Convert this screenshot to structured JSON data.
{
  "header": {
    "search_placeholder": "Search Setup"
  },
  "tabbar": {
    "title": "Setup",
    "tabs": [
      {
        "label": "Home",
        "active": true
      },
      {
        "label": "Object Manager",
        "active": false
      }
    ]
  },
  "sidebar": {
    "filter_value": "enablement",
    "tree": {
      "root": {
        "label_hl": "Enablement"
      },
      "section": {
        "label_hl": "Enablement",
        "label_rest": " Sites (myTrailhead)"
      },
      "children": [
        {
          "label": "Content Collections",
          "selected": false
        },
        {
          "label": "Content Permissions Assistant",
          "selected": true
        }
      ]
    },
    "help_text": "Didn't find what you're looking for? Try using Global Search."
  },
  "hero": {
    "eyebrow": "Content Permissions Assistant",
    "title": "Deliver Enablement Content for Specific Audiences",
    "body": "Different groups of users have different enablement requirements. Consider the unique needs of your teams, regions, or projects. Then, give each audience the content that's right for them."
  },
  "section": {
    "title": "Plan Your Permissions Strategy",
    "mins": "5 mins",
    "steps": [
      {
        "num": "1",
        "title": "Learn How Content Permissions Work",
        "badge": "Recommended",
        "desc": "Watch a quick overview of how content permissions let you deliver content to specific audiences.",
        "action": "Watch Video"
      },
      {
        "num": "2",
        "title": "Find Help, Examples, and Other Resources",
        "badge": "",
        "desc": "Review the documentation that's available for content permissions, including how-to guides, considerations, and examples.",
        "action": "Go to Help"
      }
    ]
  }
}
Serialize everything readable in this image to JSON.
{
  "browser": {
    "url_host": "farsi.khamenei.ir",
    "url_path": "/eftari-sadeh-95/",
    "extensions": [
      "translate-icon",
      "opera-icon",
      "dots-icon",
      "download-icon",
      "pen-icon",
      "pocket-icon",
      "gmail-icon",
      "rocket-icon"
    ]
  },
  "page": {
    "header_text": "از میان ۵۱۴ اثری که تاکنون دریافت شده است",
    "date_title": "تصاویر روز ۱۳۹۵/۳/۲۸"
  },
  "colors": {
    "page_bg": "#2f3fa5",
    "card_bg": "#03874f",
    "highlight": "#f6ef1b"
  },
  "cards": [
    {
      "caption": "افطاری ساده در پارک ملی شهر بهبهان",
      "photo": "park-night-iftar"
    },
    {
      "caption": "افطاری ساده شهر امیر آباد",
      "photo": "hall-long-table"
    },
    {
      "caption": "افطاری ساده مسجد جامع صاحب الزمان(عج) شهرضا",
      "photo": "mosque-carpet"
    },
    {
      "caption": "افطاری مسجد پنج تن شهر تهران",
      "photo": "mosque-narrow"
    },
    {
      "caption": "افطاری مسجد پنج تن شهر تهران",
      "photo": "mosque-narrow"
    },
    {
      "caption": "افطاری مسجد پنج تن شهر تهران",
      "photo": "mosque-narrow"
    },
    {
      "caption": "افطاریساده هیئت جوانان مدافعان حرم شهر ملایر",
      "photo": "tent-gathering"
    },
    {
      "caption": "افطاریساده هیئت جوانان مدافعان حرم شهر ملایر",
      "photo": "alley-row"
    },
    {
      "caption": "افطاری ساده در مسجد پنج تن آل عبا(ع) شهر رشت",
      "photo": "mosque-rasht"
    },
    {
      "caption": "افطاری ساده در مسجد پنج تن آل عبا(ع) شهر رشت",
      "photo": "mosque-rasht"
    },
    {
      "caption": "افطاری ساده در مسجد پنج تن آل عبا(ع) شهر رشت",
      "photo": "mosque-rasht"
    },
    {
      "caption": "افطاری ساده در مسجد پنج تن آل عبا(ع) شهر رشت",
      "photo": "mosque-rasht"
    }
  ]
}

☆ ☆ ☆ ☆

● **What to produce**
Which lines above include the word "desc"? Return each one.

● **Response for this exercise**
        "desc": "Watch a quick overview of how content permissions let you deliver content to specific audiences.",
        "desc": "Review the documentation that's available for content permissions, including how-to guides, considerations, and examples.",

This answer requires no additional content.